About 179,000 people in Ohio on Thursday chose to decorate images they were posting on Snapchat with an overlay sponsored by the advocacy group Secure America Now. For the price of about 150,000 views of an ad on YouTube, Secure America Now garnered nearly 2.57 million views on Snapchat and an untold number on other social apps.
But just as important to Vincent Harris, the consultant behind the ad, was that people who used the filter overlay became participants in the advertising.
"To actually engage with people rather than shoving content down people's throats, like your parents do, that's what younger people are expecting now," Harris said. "They want to generate creativity, to take part in the debate."
Users in Ohio, where a presidential debate was being held, could see the ad after capturing an image and swiping left on their device. It prompted users to show off how they felt about the recently struck nuclear arms agreement between the U.S. and Iran.
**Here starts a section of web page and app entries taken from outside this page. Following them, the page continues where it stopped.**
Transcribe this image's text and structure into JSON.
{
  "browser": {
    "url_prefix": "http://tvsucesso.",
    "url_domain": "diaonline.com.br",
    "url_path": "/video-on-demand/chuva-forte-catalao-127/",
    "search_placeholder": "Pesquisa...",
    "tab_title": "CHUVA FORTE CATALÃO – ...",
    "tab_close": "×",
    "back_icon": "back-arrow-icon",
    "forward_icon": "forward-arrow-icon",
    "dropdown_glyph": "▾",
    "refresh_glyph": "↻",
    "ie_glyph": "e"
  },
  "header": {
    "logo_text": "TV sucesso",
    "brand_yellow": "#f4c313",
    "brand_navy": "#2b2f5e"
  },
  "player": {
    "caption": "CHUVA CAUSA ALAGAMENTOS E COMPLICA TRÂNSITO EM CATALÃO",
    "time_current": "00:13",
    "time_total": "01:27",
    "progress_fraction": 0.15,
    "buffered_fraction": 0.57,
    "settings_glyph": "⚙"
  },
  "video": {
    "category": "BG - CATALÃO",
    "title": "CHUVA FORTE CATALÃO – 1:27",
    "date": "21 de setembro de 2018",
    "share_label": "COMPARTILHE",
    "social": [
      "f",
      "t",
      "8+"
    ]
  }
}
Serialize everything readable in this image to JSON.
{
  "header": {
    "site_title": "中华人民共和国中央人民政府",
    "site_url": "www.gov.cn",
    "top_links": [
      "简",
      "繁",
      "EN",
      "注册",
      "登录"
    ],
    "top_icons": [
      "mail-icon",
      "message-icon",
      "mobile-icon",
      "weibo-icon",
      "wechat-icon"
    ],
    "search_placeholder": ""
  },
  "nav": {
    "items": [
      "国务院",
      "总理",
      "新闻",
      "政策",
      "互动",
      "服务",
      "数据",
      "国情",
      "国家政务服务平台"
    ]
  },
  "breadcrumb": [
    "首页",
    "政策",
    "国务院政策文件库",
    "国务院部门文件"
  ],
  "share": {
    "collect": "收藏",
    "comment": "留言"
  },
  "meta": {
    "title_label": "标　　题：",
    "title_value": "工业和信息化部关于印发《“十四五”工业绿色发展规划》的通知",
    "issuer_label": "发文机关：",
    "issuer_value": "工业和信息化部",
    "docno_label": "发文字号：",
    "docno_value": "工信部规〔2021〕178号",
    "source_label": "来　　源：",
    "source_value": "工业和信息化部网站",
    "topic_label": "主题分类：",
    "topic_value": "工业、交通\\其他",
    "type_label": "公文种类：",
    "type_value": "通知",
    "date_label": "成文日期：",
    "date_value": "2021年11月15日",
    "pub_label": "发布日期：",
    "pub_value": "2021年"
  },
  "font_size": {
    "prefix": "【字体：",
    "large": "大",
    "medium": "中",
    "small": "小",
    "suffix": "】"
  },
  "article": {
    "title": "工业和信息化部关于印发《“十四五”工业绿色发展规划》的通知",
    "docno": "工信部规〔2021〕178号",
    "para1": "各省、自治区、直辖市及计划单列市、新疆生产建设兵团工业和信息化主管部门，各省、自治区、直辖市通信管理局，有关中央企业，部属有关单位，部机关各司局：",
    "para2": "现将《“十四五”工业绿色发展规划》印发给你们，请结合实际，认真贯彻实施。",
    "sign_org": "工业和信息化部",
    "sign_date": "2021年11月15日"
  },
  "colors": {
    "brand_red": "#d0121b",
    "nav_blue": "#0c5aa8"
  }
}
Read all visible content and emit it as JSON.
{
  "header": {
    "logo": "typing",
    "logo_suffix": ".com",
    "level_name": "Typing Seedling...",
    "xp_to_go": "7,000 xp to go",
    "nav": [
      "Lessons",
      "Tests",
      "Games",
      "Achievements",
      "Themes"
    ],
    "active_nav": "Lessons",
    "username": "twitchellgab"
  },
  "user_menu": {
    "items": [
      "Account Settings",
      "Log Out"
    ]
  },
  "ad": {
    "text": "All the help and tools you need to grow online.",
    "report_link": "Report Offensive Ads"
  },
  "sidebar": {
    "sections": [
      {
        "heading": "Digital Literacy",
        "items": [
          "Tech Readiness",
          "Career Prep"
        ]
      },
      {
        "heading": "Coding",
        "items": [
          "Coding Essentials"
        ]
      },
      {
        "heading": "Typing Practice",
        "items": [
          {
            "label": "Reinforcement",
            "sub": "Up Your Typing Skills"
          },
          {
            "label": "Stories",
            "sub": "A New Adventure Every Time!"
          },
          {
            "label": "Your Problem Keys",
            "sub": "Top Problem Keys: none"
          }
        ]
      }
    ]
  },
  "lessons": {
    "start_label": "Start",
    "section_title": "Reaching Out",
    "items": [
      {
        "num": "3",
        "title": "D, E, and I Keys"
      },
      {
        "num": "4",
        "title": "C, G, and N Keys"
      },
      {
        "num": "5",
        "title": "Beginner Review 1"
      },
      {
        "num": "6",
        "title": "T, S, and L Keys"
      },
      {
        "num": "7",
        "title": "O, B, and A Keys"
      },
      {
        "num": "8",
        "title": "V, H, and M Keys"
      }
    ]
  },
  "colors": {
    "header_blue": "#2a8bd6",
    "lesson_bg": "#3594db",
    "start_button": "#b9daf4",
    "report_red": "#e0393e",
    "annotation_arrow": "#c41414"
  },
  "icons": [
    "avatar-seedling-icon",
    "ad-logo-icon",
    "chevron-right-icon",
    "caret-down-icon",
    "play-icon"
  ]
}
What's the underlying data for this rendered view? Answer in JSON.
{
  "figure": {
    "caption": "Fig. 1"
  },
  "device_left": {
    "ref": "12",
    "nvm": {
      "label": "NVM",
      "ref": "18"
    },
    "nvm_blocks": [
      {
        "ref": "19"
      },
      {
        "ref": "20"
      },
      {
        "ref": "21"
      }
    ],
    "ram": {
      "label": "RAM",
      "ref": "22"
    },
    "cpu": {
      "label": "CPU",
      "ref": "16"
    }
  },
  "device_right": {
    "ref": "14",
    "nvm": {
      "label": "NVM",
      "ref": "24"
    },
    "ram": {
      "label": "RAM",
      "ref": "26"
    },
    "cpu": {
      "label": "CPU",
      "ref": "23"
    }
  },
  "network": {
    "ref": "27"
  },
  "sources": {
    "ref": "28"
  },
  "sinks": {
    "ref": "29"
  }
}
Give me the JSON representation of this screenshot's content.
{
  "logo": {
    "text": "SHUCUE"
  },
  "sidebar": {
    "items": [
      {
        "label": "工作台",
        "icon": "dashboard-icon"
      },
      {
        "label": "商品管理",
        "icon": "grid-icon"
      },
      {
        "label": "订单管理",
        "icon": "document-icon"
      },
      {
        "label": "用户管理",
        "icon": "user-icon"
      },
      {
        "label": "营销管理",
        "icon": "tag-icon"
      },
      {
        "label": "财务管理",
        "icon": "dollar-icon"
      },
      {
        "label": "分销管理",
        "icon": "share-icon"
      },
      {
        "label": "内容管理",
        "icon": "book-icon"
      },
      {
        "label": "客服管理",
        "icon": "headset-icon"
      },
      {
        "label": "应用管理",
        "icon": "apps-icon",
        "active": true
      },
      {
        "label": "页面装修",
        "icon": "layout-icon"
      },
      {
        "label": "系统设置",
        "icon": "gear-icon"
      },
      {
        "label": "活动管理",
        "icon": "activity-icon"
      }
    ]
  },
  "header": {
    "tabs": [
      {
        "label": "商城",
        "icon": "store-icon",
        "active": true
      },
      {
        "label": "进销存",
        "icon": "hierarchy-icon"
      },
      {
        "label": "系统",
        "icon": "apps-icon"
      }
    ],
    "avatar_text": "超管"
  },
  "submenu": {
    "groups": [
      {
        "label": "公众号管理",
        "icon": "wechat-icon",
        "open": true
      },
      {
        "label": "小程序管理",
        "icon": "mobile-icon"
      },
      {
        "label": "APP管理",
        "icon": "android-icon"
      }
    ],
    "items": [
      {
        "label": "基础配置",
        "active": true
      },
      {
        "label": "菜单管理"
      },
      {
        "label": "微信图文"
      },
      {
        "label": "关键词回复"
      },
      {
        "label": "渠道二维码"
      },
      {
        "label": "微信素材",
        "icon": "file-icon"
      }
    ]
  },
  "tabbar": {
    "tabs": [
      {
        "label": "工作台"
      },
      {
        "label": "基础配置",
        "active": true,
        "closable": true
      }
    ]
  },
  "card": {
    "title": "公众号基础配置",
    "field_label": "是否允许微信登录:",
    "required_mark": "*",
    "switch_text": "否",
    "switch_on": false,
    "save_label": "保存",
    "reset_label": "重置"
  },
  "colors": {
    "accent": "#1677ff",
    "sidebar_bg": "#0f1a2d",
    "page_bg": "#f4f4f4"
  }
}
One creative expression: answering with a picture of excrement.
Many of Snapchat's young users were probably unfamiliar with the agreement, but the ad prompted discussion.
"This was raising awareness of the bad deal," Harris said. "And obviously, I'd say the 179,000 showed that they care."
Harris said he also was "blown away" that so many people exported the images with the filter from Snapchat and then re-uploaded them to Twitter, Instagram and Facebook.
McDonald's, Nike and Starbucks have also given the filter ads a try. But video is still the bulk of the advertising on Snapchat. Political groups have been happy with the viewership of those, too.
Running video ads on Snapchat last week seen by tens of thousands of people corresponded with an increase in website visitors for a group backing John Kasich's presidential bid and an uptick in volunteer sign-ups for NextGen Climate Action Committee.